[Website and app data records]
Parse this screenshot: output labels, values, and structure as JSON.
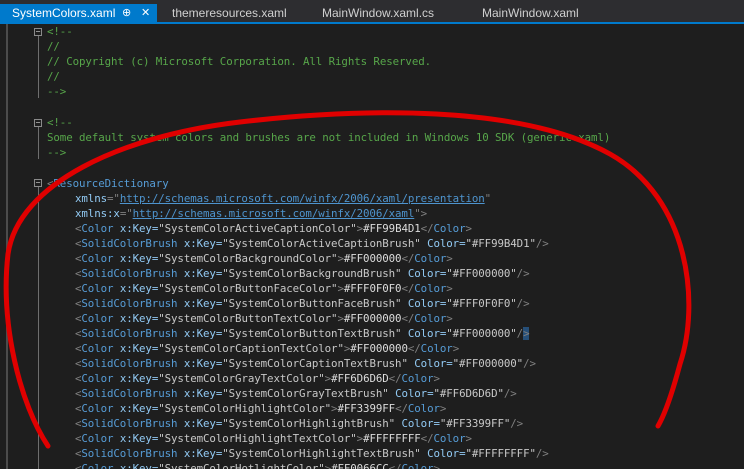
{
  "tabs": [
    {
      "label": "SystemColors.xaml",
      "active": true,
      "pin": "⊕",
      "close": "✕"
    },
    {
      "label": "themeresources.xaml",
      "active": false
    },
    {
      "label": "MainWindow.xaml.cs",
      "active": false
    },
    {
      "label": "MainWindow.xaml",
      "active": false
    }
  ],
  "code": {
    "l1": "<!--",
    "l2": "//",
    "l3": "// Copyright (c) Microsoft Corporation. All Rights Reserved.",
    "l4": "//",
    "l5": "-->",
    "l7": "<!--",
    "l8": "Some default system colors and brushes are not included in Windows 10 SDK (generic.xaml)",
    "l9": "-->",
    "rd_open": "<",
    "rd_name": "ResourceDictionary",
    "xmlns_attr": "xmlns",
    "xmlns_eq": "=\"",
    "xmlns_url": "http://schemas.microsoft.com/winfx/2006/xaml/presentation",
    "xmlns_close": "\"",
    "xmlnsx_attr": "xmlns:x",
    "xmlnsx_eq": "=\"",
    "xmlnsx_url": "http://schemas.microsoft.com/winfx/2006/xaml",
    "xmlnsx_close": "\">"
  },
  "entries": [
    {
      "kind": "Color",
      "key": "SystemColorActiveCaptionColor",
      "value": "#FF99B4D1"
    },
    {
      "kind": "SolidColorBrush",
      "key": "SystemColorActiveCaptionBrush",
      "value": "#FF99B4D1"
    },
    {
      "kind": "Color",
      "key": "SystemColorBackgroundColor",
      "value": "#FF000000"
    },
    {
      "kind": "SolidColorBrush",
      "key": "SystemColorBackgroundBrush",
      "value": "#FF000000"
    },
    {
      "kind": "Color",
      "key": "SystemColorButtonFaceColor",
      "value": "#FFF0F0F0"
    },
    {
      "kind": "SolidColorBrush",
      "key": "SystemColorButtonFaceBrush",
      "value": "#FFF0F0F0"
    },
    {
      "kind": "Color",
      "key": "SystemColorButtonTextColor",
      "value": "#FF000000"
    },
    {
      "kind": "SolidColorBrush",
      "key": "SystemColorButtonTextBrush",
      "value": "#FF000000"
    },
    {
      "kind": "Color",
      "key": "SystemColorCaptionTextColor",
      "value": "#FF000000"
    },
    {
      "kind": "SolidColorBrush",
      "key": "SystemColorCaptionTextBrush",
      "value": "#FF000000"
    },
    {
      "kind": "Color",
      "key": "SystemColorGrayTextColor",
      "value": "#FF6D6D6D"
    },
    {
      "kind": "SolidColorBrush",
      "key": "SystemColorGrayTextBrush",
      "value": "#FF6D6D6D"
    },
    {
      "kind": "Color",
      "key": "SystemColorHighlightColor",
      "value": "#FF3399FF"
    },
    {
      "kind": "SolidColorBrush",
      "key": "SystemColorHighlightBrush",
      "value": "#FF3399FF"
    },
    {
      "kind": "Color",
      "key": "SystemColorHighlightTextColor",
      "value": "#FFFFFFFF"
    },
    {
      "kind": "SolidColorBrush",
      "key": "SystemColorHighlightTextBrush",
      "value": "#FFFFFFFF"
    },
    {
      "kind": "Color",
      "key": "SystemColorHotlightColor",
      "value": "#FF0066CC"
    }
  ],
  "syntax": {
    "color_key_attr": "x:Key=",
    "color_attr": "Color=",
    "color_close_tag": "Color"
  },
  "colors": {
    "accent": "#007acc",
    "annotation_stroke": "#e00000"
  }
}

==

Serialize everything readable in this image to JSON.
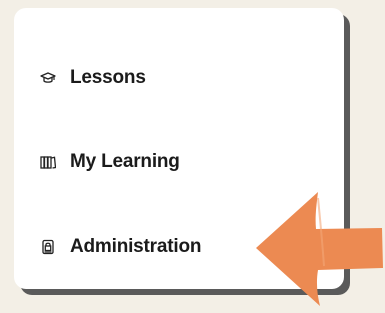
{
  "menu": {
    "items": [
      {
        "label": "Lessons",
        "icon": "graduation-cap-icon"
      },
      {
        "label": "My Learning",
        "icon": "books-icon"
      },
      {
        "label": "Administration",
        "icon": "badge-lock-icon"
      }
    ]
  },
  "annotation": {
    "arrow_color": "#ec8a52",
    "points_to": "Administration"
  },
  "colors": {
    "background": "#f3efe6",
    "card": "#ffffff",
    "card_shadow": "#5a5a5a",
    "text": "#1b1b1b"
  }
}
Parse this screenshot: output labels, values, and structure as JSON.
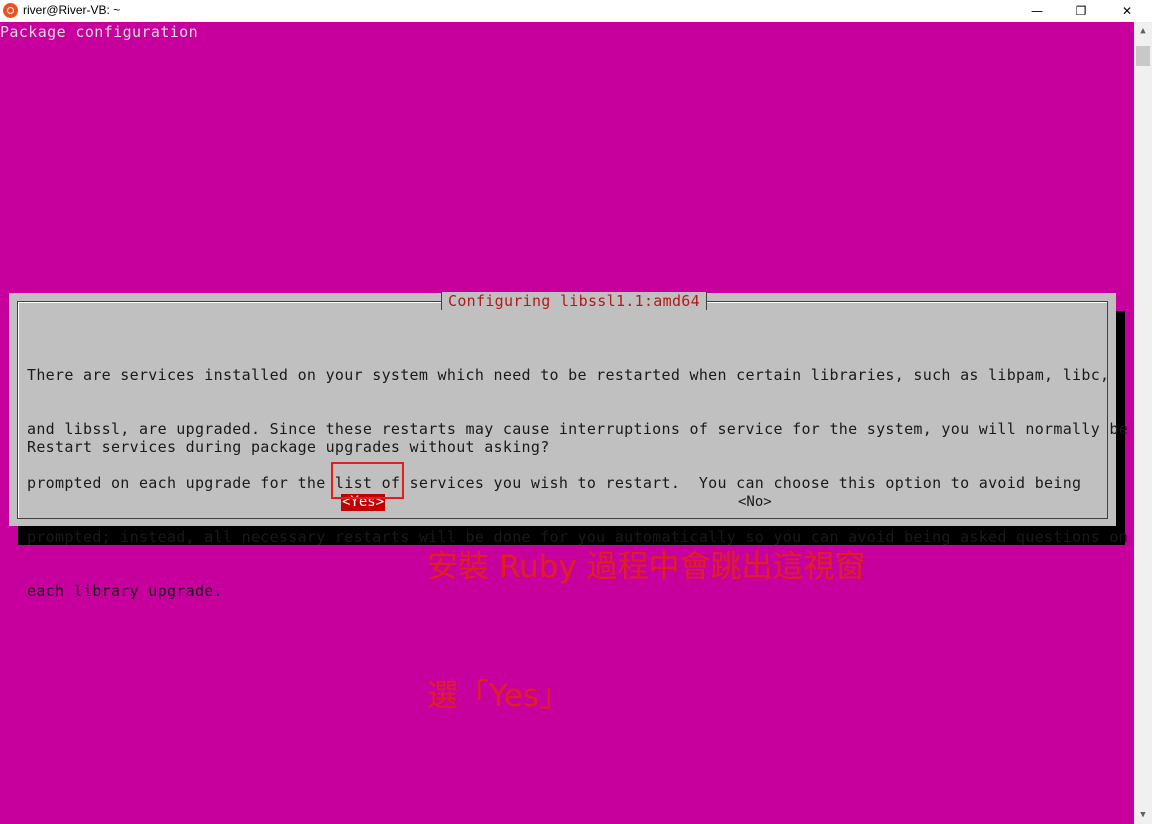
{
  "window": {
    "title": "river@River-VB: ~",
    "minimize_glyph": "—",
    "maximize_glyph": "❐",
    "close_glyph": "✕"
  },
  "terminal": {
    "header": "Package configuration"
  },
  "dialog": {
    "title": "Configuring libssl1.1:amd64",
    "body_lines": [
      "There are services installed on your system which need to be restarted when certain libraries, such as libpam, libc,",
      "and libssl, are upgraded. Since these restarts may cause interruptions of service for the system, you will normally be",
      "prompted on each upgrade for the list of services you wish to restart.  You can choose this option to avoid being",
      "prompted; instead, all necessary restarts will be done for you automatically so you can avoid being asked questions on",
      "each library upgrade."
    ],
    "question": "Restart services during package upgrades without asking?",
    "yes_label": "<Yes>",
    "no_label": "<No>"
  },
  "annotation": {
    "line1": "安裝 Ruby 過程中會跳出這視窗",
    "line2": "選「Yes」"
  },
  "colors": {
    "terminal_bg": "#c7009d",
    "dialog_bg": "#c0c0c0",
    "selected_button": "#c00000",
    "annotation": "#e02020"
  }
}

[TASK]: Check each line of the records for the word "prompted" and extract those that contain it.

[ANSWER TO THIS TASK]:
      "prompted on each upgrade for the list of services you wish to restart.  You can choose this option to avoid being",
      "prompted; instead, all necessary restarts will be done for you automatically so you can avoid being asked questions on",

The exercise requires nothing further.